The problem —
Return each of the entries below precisely, with no pictures in the result.

[Data for the task]

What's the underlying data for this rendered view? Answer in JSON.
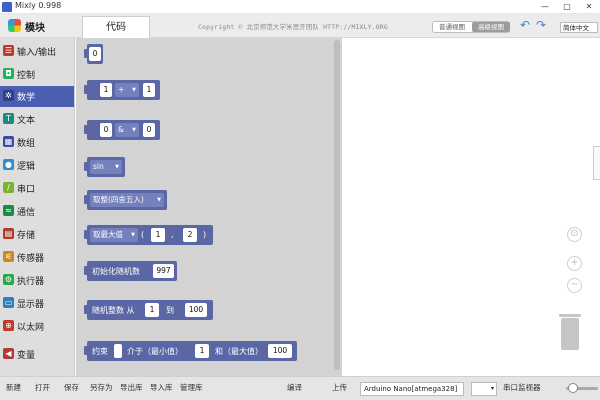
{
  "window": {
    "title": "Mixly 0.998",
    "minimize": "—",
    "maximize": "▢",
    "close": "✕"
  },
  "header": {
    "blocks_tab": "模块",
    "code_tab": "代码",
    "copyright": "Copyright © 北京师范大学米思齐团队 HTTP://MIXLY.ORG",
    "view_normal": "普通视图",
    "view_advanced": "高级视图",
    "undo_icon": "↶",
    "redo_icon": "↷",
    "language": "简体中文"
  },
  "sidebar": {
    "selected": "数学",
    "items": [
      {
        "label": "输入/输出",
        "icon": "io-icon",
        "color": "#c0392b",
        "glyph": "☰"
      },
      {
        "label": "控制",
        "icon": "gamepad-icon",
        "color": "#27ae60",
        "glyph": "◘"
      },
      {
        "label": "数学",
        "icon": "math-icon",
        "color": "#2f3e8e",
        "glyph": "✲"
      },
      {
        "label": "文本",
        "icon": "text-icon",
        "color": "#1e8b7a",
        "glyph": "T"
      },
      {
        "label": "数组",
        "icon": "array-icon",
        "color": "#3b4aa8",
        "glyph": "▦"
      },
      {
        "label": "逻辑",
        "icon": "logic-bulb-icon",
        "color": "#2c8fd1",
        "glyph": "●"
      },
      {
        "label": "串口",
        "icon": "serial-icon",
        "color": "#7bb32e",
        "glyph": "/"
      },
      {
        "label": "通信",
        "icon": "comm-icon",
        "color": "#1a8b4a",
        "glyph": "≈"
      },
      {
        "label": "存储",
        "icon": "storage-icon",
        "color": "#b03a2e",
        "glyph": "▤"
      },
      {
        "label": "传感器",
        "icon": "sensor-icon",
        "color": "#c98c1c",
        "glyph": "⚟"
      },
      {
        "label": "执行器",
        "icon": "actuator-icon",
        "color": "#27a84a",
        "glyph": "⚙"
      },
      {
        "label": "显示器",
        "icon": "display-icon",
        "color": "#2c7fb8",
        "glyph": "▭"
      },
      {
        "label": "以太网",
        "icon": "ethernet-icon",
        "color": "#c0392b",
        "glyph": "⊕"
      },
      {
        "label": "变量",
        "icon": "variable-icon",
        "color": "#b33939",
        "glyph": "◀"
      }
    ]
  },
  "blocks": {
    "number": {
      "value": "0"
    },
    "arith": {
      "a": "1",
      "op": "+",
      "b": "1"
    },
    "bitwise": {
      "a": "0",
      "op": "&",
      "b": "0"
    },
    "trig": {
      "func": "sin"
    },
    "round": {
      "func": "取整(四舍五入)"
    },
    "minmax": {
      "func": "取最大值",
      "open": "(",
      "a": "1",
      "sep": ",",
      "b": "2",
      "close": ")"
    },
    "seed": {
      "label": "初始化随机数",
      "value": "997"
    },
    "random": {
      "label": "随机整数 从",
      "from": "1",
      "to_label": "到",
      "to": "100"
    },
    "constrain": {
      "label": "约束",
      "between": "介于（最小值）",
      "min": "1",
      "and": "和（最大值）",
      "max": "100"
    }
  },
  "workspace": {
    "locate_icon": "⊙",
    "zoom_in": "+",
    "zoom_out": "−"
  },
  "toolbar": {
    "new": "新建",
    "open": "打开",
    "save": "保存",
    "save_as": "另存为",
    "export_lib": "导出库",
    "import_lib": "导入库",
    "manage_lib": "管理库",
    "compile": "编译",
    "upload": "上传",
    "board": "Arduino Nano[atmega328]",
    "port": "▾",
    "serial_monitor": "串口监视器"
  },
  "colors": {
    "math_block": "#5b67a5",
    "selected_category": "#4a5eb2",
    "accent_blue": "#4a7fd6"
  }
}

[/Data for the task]

Solution to this task —
What's the underlying data for this rendered view? Answer in JSON.
{
  "window": {
    "title": "Mixly 0.998",
    "minimize": "—",
    "maximize": "▢",
    "close": "✕"
  },
  "header": {
    "blocks_tab": "模块",
    "code_tab": "代码",
    "copyright": "Copyright © 北京师范大学米思齐团队 HTTP://MIXLY.ORG",
    "view_normal": "普通视图",
    "view_advanced": "高级视图",
    "undo_icon": "↶",
    "redo_icon": "↷",
    "language": "简体中文"
  },
  "sidebar": {
    "selected": "数学",
    "items": [
      {
        "label": "输入/输出",
        "icon": "io-icon",
        "color": "#c0392b",
        "glyph": "☰"
      },
      {
        "label": "控制",
        "icon": "gamepad-icon",
        "color": "#27ae60",
        "glyph": "◘"
      },
      {
        "label": "数学",
        "icon": "math-icon",
        "color": "#2f3e8e",
        "glyph": "✲"
      },
      {
        "label": "文本",
        "icon": "text-icon",
        "color": "#1e8b7a",
        "glyph": "T"
      },
      {
        "label": "数组",
        "icon": "array-icon",
        "color": "#3b4aa8",
        "glyph": "▦"
      },
      {
        "label": "逻辑",
        "icon": "logic-bulb-icon",
        "color": "#2c8fd1",
        "glyph": "●"
      },
      {
        "label": "串口",
        "icon": "serial-icon",
        "color": "#7bb32e",
        "glyph": "/"
      },
      {
        "label": "通信",
        "icon": "comm-icon",
        "color": "#1a8b4a",
        "glyph": "≈"
      },
      {
        "label": "存储",
        "icon": "storage-icon",
        "color": "#b03a2e",
        "glyph": "▤"
      },
      {
        "label": "传感器",
        "icon": "sensor-icon",
        "color": "#c98c1c",
        "glyph": "⚟"
      },
      {
        "label": "执行器",
        "icon": "actuator-icon",
        "color": "#27a84a",
        "glyph": "⚙"
      },
      {
        "label": "显示器",
        "icon": "display-icon",
        "color": "#2c7fb8",
        "glyph": "▭"
      },
      {
        "label": "以太网",
        "icon": "ethernet-icon",
        "color": "#c0392b",
        "glyph": "⊕"
      },
      {
        "label": "变量",
        "icon": "variable-icon",
        "color": "#b33939",
        "glyph": "◀"
      }
    ]
  },
  "blocks": {
    "number": {
      "value": "0"
    },
    "arith": {
      "a": "1",
      "op": "+",
      "b": "1"
    },
    "bitwise": {
      "a": "0",
      "op": "&",
      "b": "0"
    },
    "trig": {
      "func": "sin"
    },
    "round": {
      "func": "取整(四舍五入)"
    },
    "minmax": {
      "func": "取最大值",
      "open": "(",
      "a": "1",
      "sep": ",",
      "b": "2",
      "close": ")"
    },
    "seed": {
      "label": "初始化随机数",
      "value": "997"
    },
    "random": {
      "label": "随机整数 从",
      "from": "1",
      "to_label": "到",
      "to": "100"
    },
    "constrain": {
      "label": "约束",
      "between": "介于（最小值）",
      "min": "1",
      "and": "和（最大值）",
      "max": "100"
    }
  },
  "workspace": {
    "locate_icon": "⊙",
    "zoom_in": "+",
    "zoom_out": "−"
  },
  "toolbar": {
    "new": "新建",
    "open": "打开",
    "save": "保存",
    "save_as": "另存为",
    "export_lib": "导出库",
    "import_lib": "导入库",
    "manage_lib": "管理库",
    "compile": "编译",
    "upload": "上传",
    "board": "Arduino Nano[atmega328]",
    "port": "▾",
    "serial_monitor": "串口监视器"
  },
  "colors": {
    "math_block": "#5b67a5",
    "selected_category": "#4a5eb2",
    "accent_blue": "#4a7fd6"
  }
}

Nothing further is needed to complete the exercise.